AU - Schoevers, Robert A

N1 - Copyright © 2017 Elsevier B.V. All rights reserved.

PY - 2018/2

Y1 - 2018/2

N2 - BACKGROUND: Offspring of patients with depressive and/or anxiety disorders are at high risk of developing a similar disorder themselves. Early recognition and treatment may have substantial effects on prognosis. The main aim of this study was to examine the time to initial help-seeking and its determinants in offspring after the first onset of a mood and/or anxiety disorder.METHODS: Data are presented of 215 offspring with a mood and/or anxiety disorder participating in a cohort study with 10 year follow-up. We determined age of disorder onset and age of initial help-seeking. Offspring characteristics (gender, IQ, age of onset, disorder type, suicidal ideation) and family characteristics (socioeconomic status, family functioning) were investigated as potential predictors of the time to initial help-seeking.RESULTS: The estimated overall proportion of offspring of depressed/anxious patients who eventually seek help after onset of a mood and/or anxiety disorder was 91.9%. The time to initial help-seeking was more than two years in 39.6% of the offspring. Being female, having a mood disorder or comorbid mood and anxiety disorder (relative to anxiety) and a disorder onset in adolescence or adulthood (relative to childhood) predicted a shorter time to initial help-seeking.LIMITATIONS: Baseline information relied on retrospective reports. Age of onsets and age of initial help-seeking may therefore be subject to recall bias.CONCLUSION: Although most offspring eventually seek help after onset of a mood/anxiety disorder, delays in help-seeking were common, especially in specific subgroups of patients. This information may help to develop targeted strategies to reduce help-seeking delays.

AB - BACKGROUND: Offspring of patients with depressive and/or anxiety disorders are at high risk of developing a similar disorder themselves. Early recognition and treatment may have substantial effects on prognosis. The main aim of this study was to examine the time to initial help-seeking and its determinants in offspring after the first onset of a mood and/or anxiety disorder.METHODS: Data are presented of 215 offspring with a mood and/or anxiety disorder participating in a cohort study with 10 year follow-up. We determined age of disorder onset and age of initial help-seeking.

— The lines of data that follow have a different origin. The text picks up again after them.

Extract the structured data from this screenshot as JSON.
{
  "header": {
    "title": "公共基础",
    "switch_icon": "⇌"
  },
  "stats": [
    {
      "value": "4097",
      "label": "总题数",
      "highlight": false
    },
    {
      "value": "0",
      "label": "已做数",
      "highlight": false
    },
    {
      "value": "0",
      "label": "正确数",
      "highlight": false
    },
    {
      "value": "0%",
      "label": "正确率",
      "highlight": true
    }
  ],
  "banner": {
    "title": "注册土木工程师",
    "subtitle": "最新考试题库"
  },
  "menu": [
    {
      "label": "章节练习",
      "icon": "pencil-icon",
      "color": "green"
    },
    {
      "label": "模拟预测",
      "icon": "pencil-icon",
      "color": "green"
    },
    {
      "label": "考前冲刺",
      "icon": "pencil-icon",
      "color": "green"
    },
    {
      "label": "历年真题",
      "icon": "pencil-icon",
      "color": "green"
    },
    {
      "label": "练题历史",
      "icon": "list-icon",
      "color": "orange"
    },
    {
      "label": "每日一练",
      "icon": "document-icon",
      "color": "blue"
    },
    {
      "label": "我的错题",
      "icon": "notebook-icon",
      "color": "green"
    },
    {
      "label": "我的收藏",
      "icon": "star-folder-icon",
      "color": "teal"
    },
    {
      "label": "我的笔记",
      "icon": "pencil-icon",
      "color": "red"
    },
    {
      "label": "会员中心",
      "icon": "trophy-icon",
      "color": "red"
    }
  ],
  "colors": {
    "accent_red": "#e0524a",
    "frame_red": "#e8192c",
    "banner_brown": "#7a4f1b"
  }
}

Offspring characteristics (gender, IQ, age of onset, disorder type, suicidal ideation) and family characteristics (socioeconomic status, family functioning) were investigated as potential predictors of the time to initial help-seeking.RESULTS: The estimated overall proportion of offspring of depressed/anxious patients who eventually seek help after onset of a mood and/or anxiety disorder was 91.9%. The time to initial help-seeking was more than two years in 39.6% of the offspring. Being female, having a mood disorder or comorbid mood and anxiety disorder (relative to anxiety) and a disorder onset in adolescence or adulthood (relative to childhood) predicted a shorter time to initial help-seeking.LIMITATIONS: Baseline information relied on retrospective reports. Age of onsets and age of initial help-seeking may therefore be subject to recall bias.CONCLUSION: Although most offspring eventually seek help after onset of a mood/anxiety disorder, delays in help-seeking were common, especially in specific subgroups of patients. This information may help to develop targeted strategies to reduce help-seeking delays.

U2 - 10.1016/j.jad.2017.11.017

DO - 10.1016/j.jad.2017.11.017

M3 - Article

VL - 227

SP - 618

EP - 626

JO - Journal of Affective Disorders

JF - Journal of Affective Disorders

SN - 0165-0327

ER -